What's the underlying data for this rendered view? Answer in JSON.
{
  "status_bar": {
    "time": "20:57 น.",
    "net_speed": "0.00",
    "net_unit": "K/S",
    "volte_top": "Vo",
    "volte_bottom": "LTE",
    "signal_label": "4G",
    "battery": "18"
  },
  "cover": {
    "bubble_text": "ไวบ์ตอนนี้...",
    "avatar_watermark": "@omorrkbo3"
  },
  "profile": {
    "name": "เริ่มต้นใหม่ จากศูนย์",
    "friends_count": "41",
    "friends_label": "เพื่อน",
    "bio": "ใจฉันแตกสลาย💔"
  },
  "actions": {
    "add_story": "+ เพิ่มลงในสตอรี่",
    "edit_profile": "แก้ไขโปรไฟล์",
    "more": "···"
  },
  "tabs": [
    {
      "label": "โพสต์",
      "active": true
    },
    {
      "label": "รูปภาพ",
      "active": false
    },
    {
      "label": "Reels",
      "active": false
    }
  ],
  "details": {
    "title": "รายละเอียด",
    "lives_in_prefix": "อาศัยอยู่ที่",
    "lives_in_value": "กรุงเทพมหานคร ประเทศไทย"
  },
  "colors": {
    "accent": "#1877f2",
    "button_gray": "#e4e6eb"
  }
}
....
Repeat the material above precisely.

◆ **Task result**:
What's the underlying data for this rendered view? Answer in JSON.
{
  "status_bar": {
    "time": "20:57 น.",
    "net_speed": "0.00",
    "net_unit": "K/S",
    "volte_top": "Vo",
    "volte_bottom": "LTE",
    "signal_label": "4G",
    "battery": "18"
  },
  "cover": {
    "bubble_text": "ไวบ์ตอนนี้...",
    "avatar_watermark": "@omorrkbo3"
  },
  "profile": {
    "name": "เริ่มต้นใหม่ จากศูนย์",
    "friends_count": "41",
    "friends_label": "เพื่อน",
    "bio": "ใจฉันแตกสลาย💔"
  },
  "actions": {
    "add_story": "+ เพิ่มลงในสตอรี่",
    "edit_profile": "แก้ไขโปรไฟล์",
    "more": "···"
  },
  "tabs": [
    {
      "label": "โพสต์",
      "active": true
    },
    {
      "label": "รูปภาพ",
      "active": false
    },
    {
      "label": "Reels",
      "active": false
    }
  ],
  "details": {
    "title": "รายละเอียด",
    "lives_in_prefix": "อาศัยอยู่ที่",
    "lives_in_value": "กรุงเทพมหานคร ประเทศไทย"
  },
  "colors": {
    "accent": "#1877f2",
    "button_gray": "#e4e6eb"
  }
}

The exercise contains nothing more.